The single parasite is a ridiculed symbol of weakening sense of self-reliance among the youth and growing dependence on their parents. Spending income on luxury items, travelling and entertainment are more desirable, with a loss of 2/3 of their income if the were living independently. With heavy media coverage to the declining birth rate, current Japanese Prime Minister, Shinzo Abe aims to raise the nations fertility rate from 1.4 to 1.8 by 2025, offering tax incentives for married couples and providing support and services for all stages of individual lives, from pregnancy, delivery and child-rearing (japan times).

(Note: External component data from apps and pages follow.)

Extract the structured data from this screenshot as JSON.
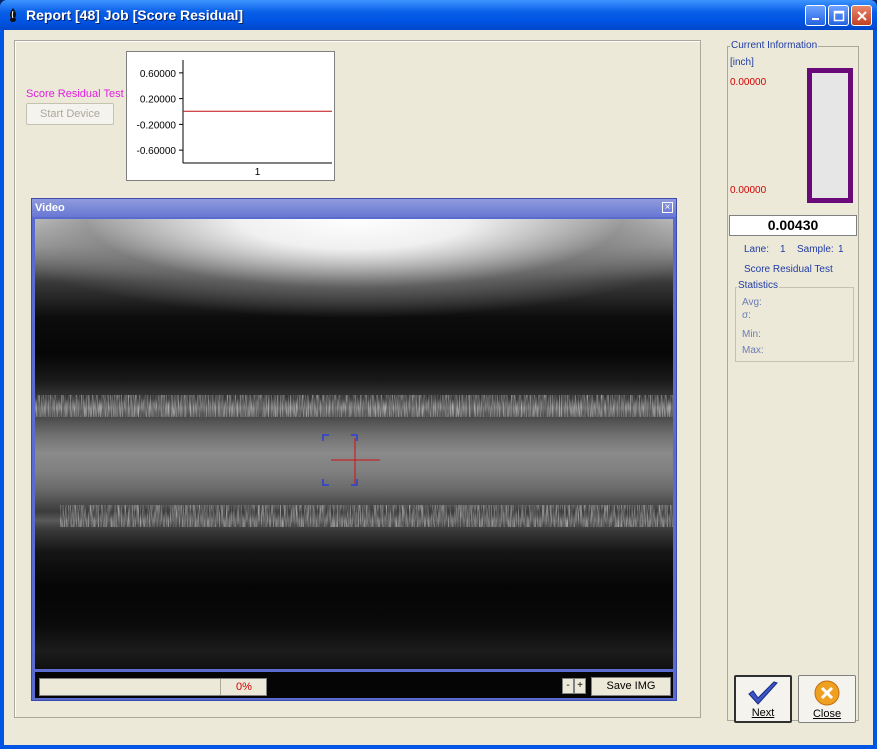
{
  "window": {
    "title": "Report [48] Job [Score Residual]"
  },
  "controls": {
    "score_label": "Score Residual Test",
    "start_button": "Start Device"
  },
  "mini_chart": {
    "y_ticks": [
      "0.60000",
      "0.20000",
      "-0.20000",
      "-0.60000"
    ],
    "x_tick": "1"
  },
  "chart_data": {
    "type": "line",
    "x": [
      1
    ],
    "series": [
      {
        "values": [
          0.0043
        ]
      }
    ],
    "ylim": [
      -0.8,
      0.8
    ]
  },
  "video": {
    "title": "Video",
    "progress_text": "0%",
    "minus": "-",
    "plus": "+",
    "save_label": "Save IMG"
  },
  "current_info": {
    "legend": "Current Information",
    "unit": "[inch]",
    "gauge_high": "0.00000",
    "gauge_low": "0.00000",
    "value": "0.00430",
    "lane_label": "Lane:",
    "lane_value": "1",
    "sample_label": "Sample:",
    "sample_value": "1",
    "test_name": "Score Residual Test"
  },
  "statistics": {
    "legend": "Statistics",
    "avg": "Avg:",
    "sigma": "σ:",
    "min": "Min:",
    "max": "Max:"
  },
  "buttons": {
    "next": "Next",
    "close": "Close"
  },
  "colors": {
    "gauge_border": "#6a0a7a",
    "value_red": "#d00000",
    "label_blue": "#1f3ba6",
    "magenta": "#e020e0"
  }
}
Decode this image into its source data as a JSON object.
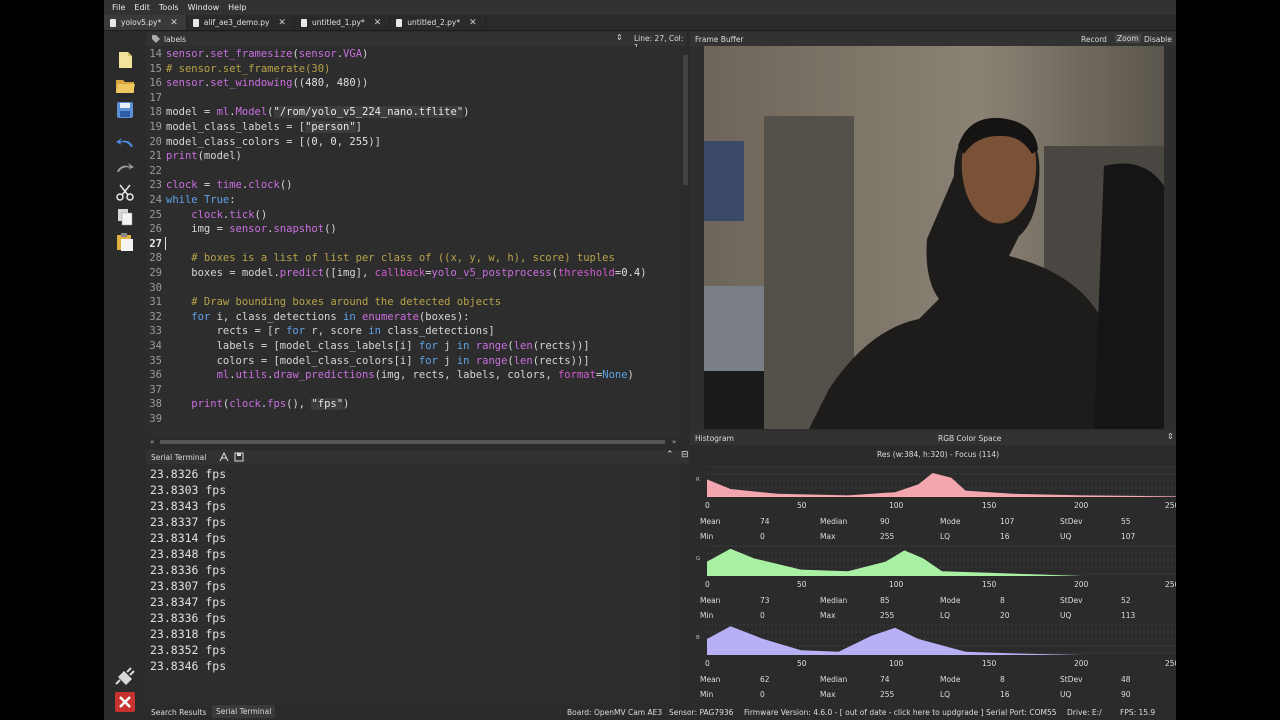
{
  "menu": [
    "File",
    "Edit",
    "Tools",
    "Window",
    "Help"
  ],
  "tabs": [
    {
      "label": "yolov5.py*",
      "active": true
    },
    {
      "label": "alif_ae3_demo.py",
      "active": false
    },
    {
      "label": "untitled_1.py*",
      "active": false
    },
    {
      "label": "untitled_2.py*",
      "active": false
    }
  ],
  "editor": {
    "header": "labels",
    "position": "Line: 27, Col: 1",
    "current_line": 27,
    "lines": [
      {
        "n": 14,
        "code": "sensor.set_framesize(sensor.VGA)"
      },
      {
        "n": 15,
        "code": "# sensor.set_framerate(30)"
      },
      {
        "n": 16,
        "code": "sensor.set_windowing((480, 480))"
      },
      {
        "n": 17,
        "code": ""
      },
      {
        "n": 18,
        "code": "model = ml.Model(\"/rom/yolo_v5_224_nano.tflite\")"
      },
      {
        "n": 19,
        "code": "model_class_labels = [\"person\"]"
      },
      {
        "n": 20,
        "code": "model_class_colors = [(0, 0, 255)]"
      },
      {
        "n": 21,
        "code": "print(model)"
      },
      {
        "n": 22,
        "code": ""
      },
      {
        "n": 23,
        "code": "clock = time.clock()"
      },
      {
        "n": 24,
        "code": "while True:"
      },
      {
        "n": 25,
        "code": "    clock.tick()"
      },
      {
        "n": 26,
        "code": "    img = sensor.snapshot()"
      },
      {
        "n": 27,
        "code": ""
      },
      {
        "n": 28,
        "code": "    # boxes is a list of list per class of ((x, y, w, h), score) tuples"
      },
      {
        "n": 29,
        "code": "    boxes = model.predict([img], callback=yolo_v5_postprocess(threshold=0.4)"
      },
      {
        "n": 30,
        "code": ""
      },
      {
        "n": 31,
        "code": "    # Draw bounding boxes around the detected objects"
      },
      {
        "n": 32,
        "code": "    for i, class_detections in enumerate(boxes):"
      },
      {
        "n": 33,
        "code": "        rects = [r for r, score in class_detections]"
      },
      {
        "n": 34,
        "code": "        labels = [model_class_labels[i] for j in range(len(rects))]"
      },
      {
        "n": 35,
        "code": "        colors = [model_class_colors[i] for j in range(len(rects))]"
      },
      {
        "n": 36,
        "code": "        ml.utils.draw_predictions(img, rects, labels, colors, format=None)"
      },
      {
        "n": 37,
        "code": ""
      },
      {
        "n": 38,
        "code": "    print(clock.fps(), \"fps\")"
      },
      {
        "n": 39,
        "code": ""
      }
    ]
  },
  "terminal": {
    "title": "Serial Terminal",
    "lines": [
      "23.8326 fps",
      "23.8303 fps",
      "23.8343 fps",
      "23.8337 fps",
      "23.8314 fps",
      "23.8348 fps",
      "23.8336 fps",
      "23.8307 fps",
      "23.8347 fps",
      "23.8336 fps",
      "23.8318 fps",
      "23.8352 fps",
      "23.8346 fps"
    ]
  },
  "status": {
    "search_tab": "Search Results",
    "serial_tab": "Serial Terminal",
    "board": "Board: OpenMV Cam AE3",
    "sensor": "Sensor: PAG7936",
    "firmware": "Firmware Version: 4.6.0 - [ out of date - click here to updgrade ]",
    "port": "Serial Port: COM55",
    "drive": "Drive: E:/",
    "fps": "FPS: 15.9"
  },
  "framebuffer": {
    "title": "Frame Buffer",
    "record": "Record",
    "zoom": "Zoom",
    "disable": "Disable"
  },
  "histogram": {
    "title": "Histogram",
    "color_space": "RGB Color Space",
    "resolution": "Res (w:384, h:320) - Focus (114)",
    "ticks": [
      "0",
      "50",
      "100",
      "150",
      "200",
      "250"
    ],
    "stat_labels": {
      "mean": "Mean",
      "median": "Median",
      "mode": "Mode",
      "stdev": "StDev",
      "min": "Min",
      "max": "Max",
      "lq": "LQ",
      "uq": "UQ"
    },
    "channels": [
      {
        "axis": "R",
        "color": "#f4a6ae",
        "mean": "74",
        "median": "90",
        "mode": "107",
        "stdev": "55",
        "min": "0",
        "max": "255",
        "lq": "16",
        "uq": "107"
      },
      {
        "axis": "G",
        "color": "#a9f0a4",
        "mean": "73",
        "median": "85",
        "mode": "8",
        "stdev": "52",
        "min": "0",
        "max": "255",
        "lq": "20",
        "uq": "113"
      },
      {
        "axis": "B",
        "color": "#b8b0f4",
        "mean": "62",
        "median": "74",
        "mode": "8",
        "stdev": "48",
        "min": "0",
        "max": "255",
        "lq": "16",
        "uq": "90"
      }
    ]
  }
}
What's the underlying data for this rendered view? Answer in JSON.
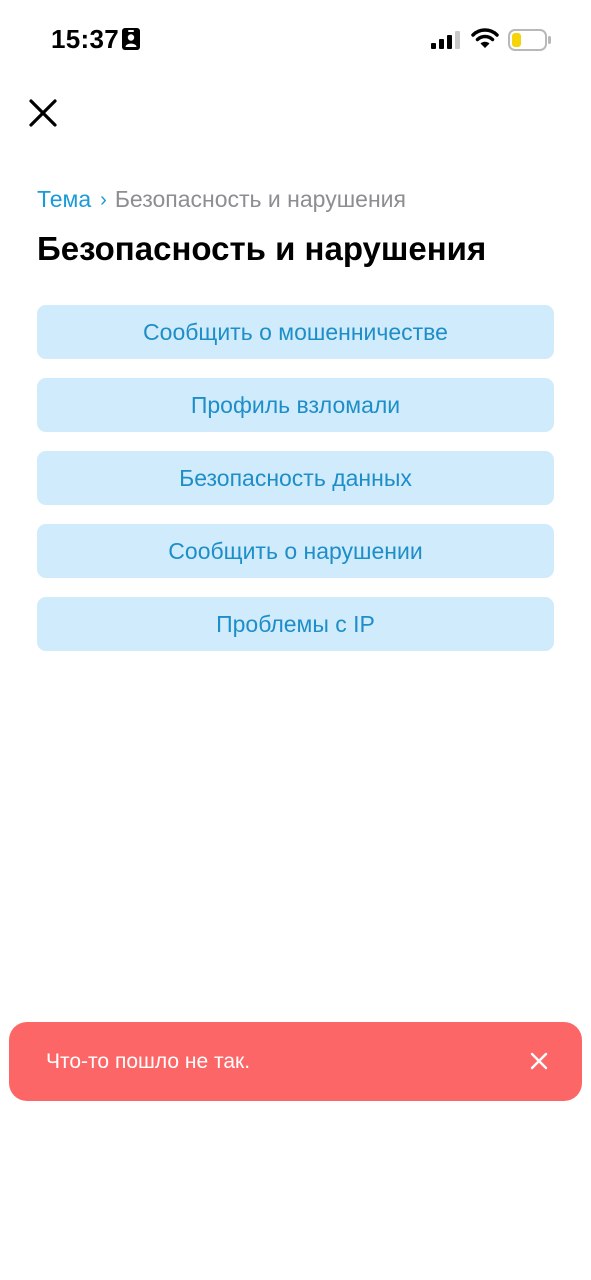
{
  "status_bar": {
    "time": "15:37"
  },
  "nav": {
    "close_icon": "close-icon"
  },
  "breadcrumb": {
    "root": "Тема",
    "separator": "›",
    "current": "Безопасность и нарушения"
  },
  "page": {
    "title": "Безопасность и нарушения"
  },
  "options": [
    {
      "label": "Сообщить о мошенничестве"
    },
    {
      "label": "Профиль взломали"
    },
    {
      "label": "Безопасность данных"
    },
    {
      "label": "Сообщить о нарушении"
    },
    {
      "label": "Проблемы с IP"
    }
  ],
  "toast": {
    "message": "Что-то пошло не так.",
    "close_icon": "close-icon"
  },
  "colors": {
    "accent": "#1a9bd7",
    "button_bg": "#d0ebfb",
    "button_text": "#1e8ec9",
    "toast_bg": "#fd6666",
    "muted": "#8d8d92"
  }
}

Businesses such as match making services, retail stores and even sports teams are profiting, trying to fill the romantic void in society. Known as the ‘konkatsu’ boom, meaning ‘marriage hunting’ services such as match-making parties such as ‘konkatsu seats’ (Speed dating at a Hokkaido Nippon Fighters Japanese baseball game, where men and women sit next to each other during the game, where the seats rotate between innings) and prayer services (Imando Shrine in Tokyo hold prayer services for single men and women seeking good luck in marriage) are of abundance.

Left: Toyota Motor ‘Kirobo Mini‘, 2016  Right: Triumph International ‘Konkatsu Bra‘ 2009

Even products such as the ‘Konkatsu bra’ (designed by Triumph International Japan, which has an in built clock under the bra cups that counts marriage deadline. By inserting the engagement ring into a heart shaped box between the cups, it stops ticking and congratulatory wedding march begins to play) are being developed. Toyota has even released a robot called ‘Kirobo Mini’ designed to be a companion for the growing number of women left childless by the aging population (Inada, 2009).

Marriage and children are becoming luxury indulgences, Japanese society have been rattled by the economic collapse in the past decade completely changing the attitude and behaviours of an entire generation. Will Japan survive this drought in love, sex and marriage? Will it be a child-less future?

References:

Tharoor, I. and Post, W. (2016) Sexless society: Japan has a worrying number of virgins, government finds. Available at: http://news.nationalpost.com/news/world/sexless-society-japan-has-a-worrying-number-of-virgins-government-finds (Accessed: 27 October 2016).

Inada, M. (2009) Japan has a new name for the mating game: Konkatsu. Available at: http://www.wsj.com/articles/SB124623617832566695 (Accessed: 27 October 2016).

tisho (2015) Nearly 40% of single Japanese not interested in romance: Survey | the Japan times. Available at: http://www.japantimes.co.jp/news/2015/06/22/national/social-issues/nearly-40-of-single-japanese-not-interested-in-romance-survey/#.WBCCqBJ95E5 (Accessed: 27 October 2016).

Today, J. and Co, Gp. (2016) 8 years into ‘konkatsu’ boom, lifelong single population continues to grow. Available at: https://www.japantoday.com/category/kuchikomi/view/8-years-into-konkatsu-boom-lifelong-single-population-continues-to-grow (Accessed: 27 October 2016).

2050 zine: Denis Andernach

For our 2050 future scenario zine, we have chosen to include drawings by German architect and illustrator, Denis Andernach. Inspired by Caspar David Friedrichs paintings, Andernach depicts houses as formal studies in idealised landscapes. The clean, detailed lines and dramatic contrast between the fictional man-made structures and the landscape are compelling and poetic, with each scene inviting the viewer to discover. We thought it was appropriate representation of the journey to a prison-free future scenario of 2050.